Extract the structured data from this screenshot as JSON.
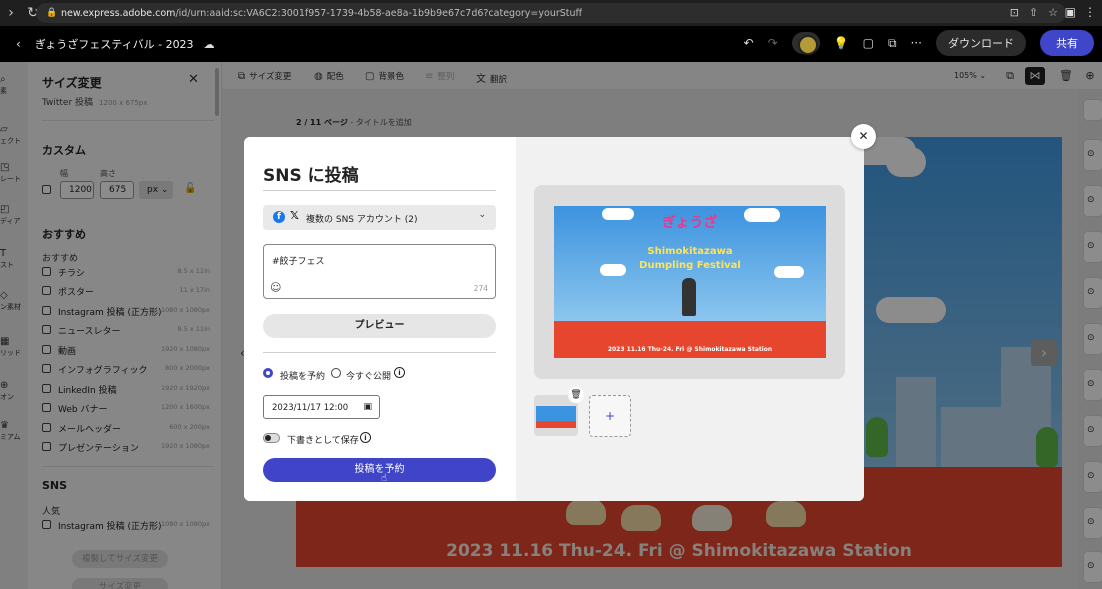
{
  "browser": {
    "url_host": "new.express.adobe.com",
    "url_path": "/id/urn:aaid:sc:VA6C2:3001f957-1739-4b58-ae8a-1b9b9e67c7d6?category=yourStuff"
  },
  "header": {
    "doc_title": "ぎょうざフェスティバル - 2023",
    "download_label": "ダウンロード",
    "share_label": "共有"
  },
  "left_rail": {
    "items": [
      "素",
      "ェクト",
      "レート",
      "ディア",
      "スト",
      "ン素材",
      "リッド",
      "オン",
      "ミアム"
    ]
  },
  "resize_panel": {
    "title": "サイズ変更",
    "current_format": "Twitter 投稿",
    "current_size": "1200 x 675px",
    "custom_heading": "カスタム",
    "width_label": "幅",
    "height_label": "高さ",
    "width_value": "1200",
    "height_value": "675",
    "unit": "px",
    "recommended_heading": "おすすめ",
    "recommended_sub": "おすすめ",
    "recommended": [
      {
        "name": "チラシ",
        "size": "8.5 x 11in"
      },
      {
        "name": "ポスター",
        "size": "11 x 17in"
      },
      {
        "name": "Instagram 投稿 (正方形)",
        "size": "1080 x 1080px"
      },
      {
        "name": "ニュースレター",
        "size": "8.5 x 11in"
      },
      {
        "name": "動画",
        "size": "1920 x 1080px"
      },
      {
        "name": "インフォグラフィック",
        "size": "800 x 2000px"
      },
      {
        "name": "LinkedIn 投稿",
        "size": "1920 x 1920px"
      },
      {
        "name": "Web バナー",
        "size": "1200 x 1600px"
      },
      {
        "name": "メールヘッダー",
        "size": "600 x 200px"
      },
      {
        "name": "プレゼンテーション",
        "size": "1920 x 1080px"
      }
    ],
    "sns_heading": "SNS",
    "popular_label": "人気",
    "sns": [
      {
        "name": "Instagram 投稿 (正方形)",
        "size": "1080 x 1080px"
      }
    ],
    "copy_resize_btn": "複製してサイズ変更",
    "resize_btn": "サイズ変更"
  },
  "toolbar": {
    "resize": "サイズ変更",
    "color": "配色",
    "background": "背景色",
    "arrange": "整列",
    "translate": "翻訳",
    "zoom": "105%"
  },
  "canvas": {
    "page_indicator": "2 / 11 ページ",
    "add_title": " - タイトルを追加",
    "design_caption": "2023 11.16 Thu-24. Fri @ Shimokitazawa Station"
  },
  "modal": {
    "title": "SNS に投稿",
    "accounts_label": "複数の SNS アカウント (2)",
    "post_text": "#餃子フェス",
    "char_count": "274",
    "preview_btn": "プレビュー",
    "schedule_label": "投稿を予約",
    "publish_now_label": "今すぐ公開",
    "date_value": "2023/11/17 12:00",
    "draft_label": "下書きとして保存",
    "submit_btn": "投稿を予約",
    "preview_logo": "ぎょうざ",
    "preview_line1": "Shimokitazawa",
    "preview_line2": "Dumpling Festival",
    "preview_caption": "2023 11.16 Thu-24. Fri @ Shimokitazawa Station",
    "add_symbol": "+"
  },
  "colors": {
    "accent": "#4046ca",
    "facebook": "#1877f2",
    "design_ground": "#e6462e",
    "design_sky": "#3f9ae4"
  },
  "icons": [
    "lock-icon",
    "back-icon",
    "cloud-icon",
    "undo-icon",
    "redo-icon",
    "lightbulb-icon",
    "comment-icon",
    "more-icon",
    "close-icon",
    "facebook-icon",
    "x-icon",
    "chevron-down-icon",
    "emoji-icon",
    "info-icon",
    "calendar-icon",
    "trash-icon",
    "plus-icon"
  ]
}
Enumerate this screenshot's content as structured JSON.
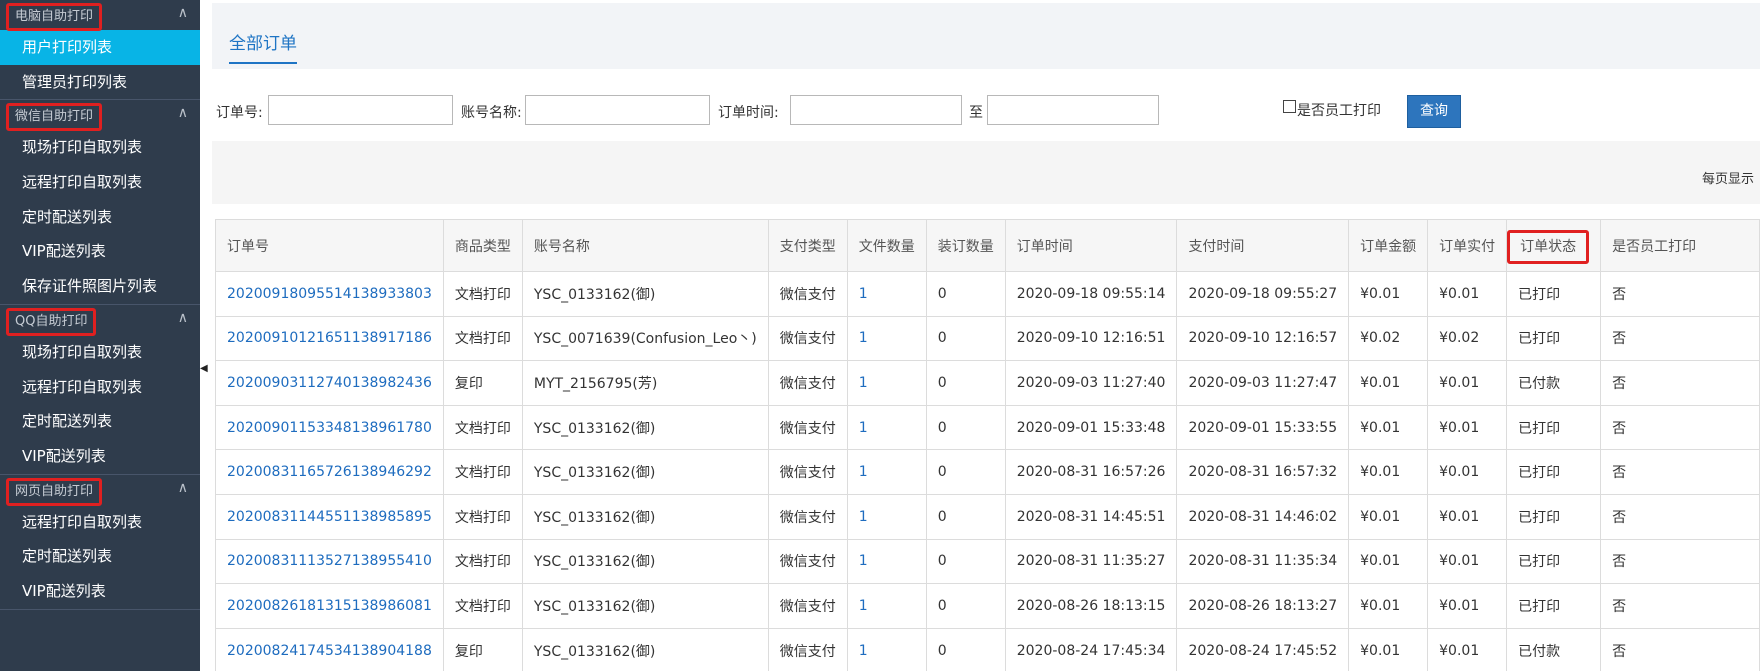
{
  "sidebar": {
    "groups": [
      {
        "title": "电脑自助打印",
        "items": [
          "用户打印列表",
          "管理员打印列表"
        ]
      },
      {
        "title": "微信自助打印",
        "items": [
          "现场打印自取列表",
          "远程打印自取列表",
          "定时配送列表",
          "VIP配送列表",
          "保存证件照图片列表"
        ]
      },
      {
        "title": "QQ自助打印",
        "items": [
          "现场打印自取列表",
          "远程打印自取列表",
          "定时配送列表",
          "VIP配送列表"
        ]
      },
      {
        "title": "网页自助打印",
        "items": [
          "远程打印自取列表",
          "定时配送列表",
          "VIP配送列表"
        ]
      }
    ],
    "active_item": "用户打印列表",
    "group_toggle_icon": "chevron-up-icon",
    "collapse_icon": "triangle-left-icon"
  },
  "tabs": {
    "all_orders": "全部订单"
  },
  "filter": {
    "order_no_label": "订单号:",
    "order_no_value": "",
    "account_label": "账号名称:",
    "account_value": "",
    "time_label": "订单时间:",
    "time_from_value": "",
    "to_label": "至",
    "time_to_value": "",
    "employee_checkbox_label": "是否员工打印",
    "employee_checked": false,
    "query_button": "查询"
  },
  "pagination": {
    "per_page_label": "每页显示"
  },
  "table": {
    "columns": [
      "订单号",
      "商品类型",
      "账号名称",
      "支付类型",
      "文件数量",
      "装订数量",
      "订单时间",
      "支付时间",
      "订单金额",
      "订单实付",
      "订单状态",
      "是否员工打印"
    ],
    "highlighted_column": "订单状态",
    "rows": [
      [
        "20200918095514138933803",
        "文档打印",
        "YSC_0133162(御)",
        "微信支付",
        "1",
        "0",
        "2020-09-18 09:55:14",
        "2020-09-18 09:55:27",
        "¥0.01",
        "¥0.01",
        "已打印",
        "否"
      ],
      [
        "20200910121651138917186",
        "文档打印",
        "YSC_0071639(Confusion_Leo丶)",
        "微信支付",
        "1",
        "0",
        "2020-09-10 12:16:51",
        "2020-09-10 12:16:57",
        "¥0.02",
        "¥0.02",
        "已打印",
        "否"
      ],
      [
        "20200903112740138982436",
        "复印",
        "MYT_2156795(芳)",
        "微信支付",
        "1",
        "0",
        "2020-09-03 11:27:40",
        "2020-09-03 11:27:47",
        "¥0.01",
        "¥0.01",
        "已付款",
        "否"
      ],
      [
        "20200901153348138961780",
        "文档打印",
        "YSC_0133162(御)",
        "微信支付",
        "1",
        "0",
        "2020-09-01 15:33:48",
        "2020-09-01 15:33:55",
        "¥0.01",
        "¥0.01",
        "已打印",
        "否"
      ],
      [
        "20200831165726138946292",
        "文档打印",
        "YSC_0133162(御)",
        "微信支付",
        "1",
        "0",
        "2020-08-31 16:57:26",
        "2020-08-31 16:57:32",
        "¥0.01",
        "¥0.01",
        "已打印",
        "否"
      ],
      [
        "20200831144551138985895",
        "文档打印",
        "YSC_0133162(御)",
        "微信支付",
        "1",
        "0",
        "2020-08-31 14:45:51",
        "2020-08-31 14:46:02",
        "¥0.01",
        "¥0.01",
        "已打印",
        "否"
      ],
      [
        "20200831113527138955410",
        "文档打印",
        "YSC_0133162(御)",
        "微信支付",
        "1",
        "0",
        "2020-08-31 11:35:27",
        "2020-08-31 11:35:34",
        "¥0.01",
        "¥0.01",
        "已打印",
        "否"
      ],
      [
        "20200826181315138986081",
        "文档打印",
        "YSC_0133162(御)",
        "微信支付",
        "1",
        "0",
        "2020-08-26 18:13:15",
        "2020-08-26 18:13:27",
        "¥0.01",
        "¥0.01",
        "已打印",
        "否"
      ],
      [
        "20200824174534138904188",
        "复印",
        "YSC_0133162(御)",
        "微信支付",
        "1",
        "0",
        "2020-08-24 17:45:34",
        "2020-08-24 17:45:52",
        "¥0.01",
        "¥0.01",
        "已付款",
        "否"
      ]
    ]
  },
  "colors": {
    "sidebar_bg": "#2f3c4c",
    "active_item": "#08b4e6",
    "accent": "#1e74c4",
    "highlight_border": "#e02020",
    "button": "#2d75bd"
  }
}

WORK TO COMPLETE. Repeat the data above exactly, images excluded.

TASK RESPONSE.
Extract the structured data from this screenshot as JSON.
{
  "browser": {
    "url_host": "new.express.adobe.com",
    "url_path": "/id/urn:aaid:sc:VA6C2:3001f957-1739-4b58-ae8a-1b9b9e67c7d6?category=yourStuff"
  },
  "header": {
    "doc_title": "ぎょうざフェスティバル - 2023",
    "download_label": "ダウンロード",
    "share_label": "共有"
  },
  "left_rail": {
    "items": [
      "素",
      "ェクト",
      "レート",
      "ディア",
      "スト",
      "ン素材",
      "リッド",
      "オン",
      "ミアム"
    ]
  },
  "resize_panel": {
    "title": "サイズ変更",
    "current_format": "Twitter 投稿",
    "current_size": "1200 x 675px",
    "custom_heading": "カスタム",
    "width_label": "幅",
    "height_label": "高さ",
    "width_value": "1200",
    "height_value": "675",
    "unit": "px",
    "recommended_heading": "おすすめ",
    "recommended_sub": "おすすめ",
    "recommended": [
      {
        "name": "チラシ",
        "size": "8.5 x 11in"
      },
      {
        "name": "ポスター",
        "size": "11 x 17in"
      },
      {
        "name": "Instagram 投稿 (正方形)",
        "size": "1080 x 1080px"
      },
      {
        "name": "ニュースレター",
        "size": "8.5 x 11in"
      },
      {
        "name": "動画",
        "size": "1920 x 1080px"
      },
      {
        "name": "インフォグラフィック",
        "size": "800 x 2000px"
      },
      {
        "name": "LinkedIn 投稿",
        "size": "1920 x 1920px"
      },
      {
        "name": "Web バナー",
        "size": "1200 x 1600px"
      },
      {
        "name": "メールヘッダー",
        "size": "600 x 200px"
      },
      {
        "name": "プレゼンテーション",
        "size": "1920 x 1080px"
      }
    ],
    "sns_heading": "SNS",
    "popular_label": "人気",
    "sns": [
      {
        "name": "Instagram 投稿 (正方形)",
        "size": "1080 x 1080px"
      }
    ],
    "copy_resize_btn": "複製してサイズ変更",
    "resize_btn": "サイズ変更"
  },
  "toolbar": {
    "resize": "サイズ変更",
    "color": "配色",
    "background": "背景色",
    "arrange": "整列",
    "translate": "翻訳",
    "zoom": "105%"
  },
  "canvas": {
    "page_indicator": "2 / 11 ページ",
    "add_title": " - タイトルを追加",
    "design_caption": "2023 11.16 Thu-24. Fri @ Shimokitazawa Station"
  },
  "modal": {
    "title": "SNS に投稿",
    "accounts_label": "複数の SNS アカウント (2)",
    "post_text": "#餃子フェス",
    "char_count": "274",
    "preview_btn": "プレビュー",
    "schedule_label": "投稿を予約",
    "publish_now_label": "今すぐ公開",
    "date_value": "2023/11/17 12:00",
    "draft_label": "下書きとして保存",
    "submit_btn": "投稿を予約",
    "preview_logo": "ぎょうざ",
    "preview_line1": "Shimokitazawa",
    "preview_line2": "Dumpling Festival",
    "preview_caption": "2023 11.16 Thu-24. Fri @ Shimokitazawa Station",
    "add_symbol": "+"
  },
  "colors": {
    "accent": "#4046ca",
    "facebook": "#1877f2",
    "design_ground": "#e6462e",
    "design_sky": "#3f9ae4"
  },
  "icons": [
    "lock-icon",
    "back-icon",
    "cloud-icon",
    "undo-icon",
    "redo-icon",
    "lightbulb-icon",
    "comment-icon",
    "more-icon",
    "close-icon",
    "facebook-icon",
    "x-icon",
    "chevron-down-icon",
    "emoji-icon",
    "info-icon",
    "calendar-icon",
    "trash-icon",
    "plus-icon"
  ]
}
Enumerate this screenshot's content as structured JSON.
{
  "sidebar": {
    "groups": [
      {
        "title": "电脑自助打印",
        "items": [
          "用户打印列表",
          "管理员打印列表"
        ]
      },
      {
        "title": "微信自助打印",
        "items": [
          "现场打印自取列表",
          "远程打印自取列表",
          "定时配送列表",
          "VIP配送列表",
          "保存证件照图片列表"
        ]
      },
      {
        "title": "QQ自助打印",
        "items": [
          "现场打印自取列表",
          "远程打印自取列表",
          "定时配送列表",
          "VIP配送列表"
        ]
      },
      {
        "title": "网页自助打印",
        "items": [
          "远程打印自取列表",
          "定时配送列表",
          "VIP配送列表"
        ]
      }
    ],
    "active_item": "用户打印列表",
    "group_toggle_icon": "chevron-up-icon",
    "collapse_icon": "triangle-left-icon"
  },
  "tabs": {
    "all_orders": "全部订单"
  },
  "filter": {
    "order_no_label": "订单号:",
    "order_no_value": "",
    "account_label": "账号名称:",
    "account_value": "",
    "time_label": "订单时间:",
    "time_from_value": "",
    "to_label": "至",
    "time_to_value": "",
    "employee_checkbox_label": "是否员工打印",
    "employee_checked": false,
    "query_button": "查询"
  },
  "pagination": {
    "per_page_label": "每页显示"
  },
  "table": {
    "columns": [
      "订单号",
      "商品类型",
      "账号名称",
      "支付类型",
      "文件数量",
      "装订数量",
      "订单时间",
      "支付时间",
      "订单金额",
      "订单实付",
      "订单状态",
      "是否员工打印"
    ],
    "highlighted_column": "订单状态",
    "rows": [
      [
        "20200918095514138933803",
        "文档打印",
        "YSC_0133162(御)",
        "微信支付",
        "1",
        "0",
        "2020-09-18 09:55:14",
        "2020-09-18 09:55:27",
        "¥0.01",
        "¥0.01",
        "已打印",
        "否"
      ],
      [
        "20200910121651138917186",
        "文档打印",
        "YSC_0071639(Confusion_Leo丶)",
        "微信支付",
        "1",
        "0",
        "2020-09-10 12:16:51",
        "2020-09-10 12:16:57",
        "¥0.02",
        "¥0.02",
        "已打印",
        "否"
      ],
      [
        "20200903112740138982436",
        "复印",
        "MYT_2156795(芳)",
        "微信支付",
        "1",
        "0",
        "2020-09-03 11:27:40",
        "2020-09-03 11:27:47",
        "¥0.01",
        "¥0.01",
        "已付款",
        "否"
      ],
      [
        "20200901153348138961780",
        "文档打印",
        "YSC_0133162(御)",
        "微信支付",
        "1",
        "0",
        "2020-09-01 15:33:48",
        "2020-09-01 15:33:55",
        "¥0.01",
        "¥0.01",
        "已打印",
        "否"
      ],
      [
        "20200831165726138946292",
        "文档打印",
        "YSC_0133162(御)",
        "微信支付",
        "1",
        "0",
        "2020-08-31 16:57:26",
        "2020-08-31 16:57:32",
        "¥0.01",
        "¥0.01",
        "已打印",
        "否"
      ],
      [
        "20200831144551138985895",
        "文档打印",
        "YSC_0133162(御)",
        "微信支付",
        "1",
        "0",
        "2020-08-31 14:45:51",
        "2020-08-31 14:46:02",
        "¥0.01",
        "¥0.01",
        "已打印",
        "否"
      ],
      [
        "20200831113527138955410",
        "文档打印",
        "YSC_0133162(御)",
        "微信支付",
        "1",
        "0",
        "2020-08-31 11:35:27",
        "2020-08-31 11:35:34",
        "¥0.01",
        "¥0.01",
        "已打印",
        "否"
      ],
      [
        "20200826181315138986081",
        "文档打印",
        "YSC_0133162(御)",
        "微信支付",
        "1",
        "0",
        "2020-08-26 18:13:15",
        "2020-08-26 18:13:27",
        "¥0.01",
        "¥0.01",
        "已打印",
        "否"
      ],
      [
        "20200824174534138904188",
        "复印",
        "YSC_0133162(御)",
        "微信支付",
        "1",
        "0",
        "2020-08-24 17:45:34",
        "2020-08-24 17:45:52",
        "¥0.01",
        "¥0.01",
        "已付款",
        "否"
      ]
    ]
  },
  "colors": {
    "sidebar_bg": "#2f3c4c",
    "active_item": "#08b4e6",
    "accent": "#1e74c4",
    "highlight_border": "#e02020",
    "button": "#2d75bd"
  }
}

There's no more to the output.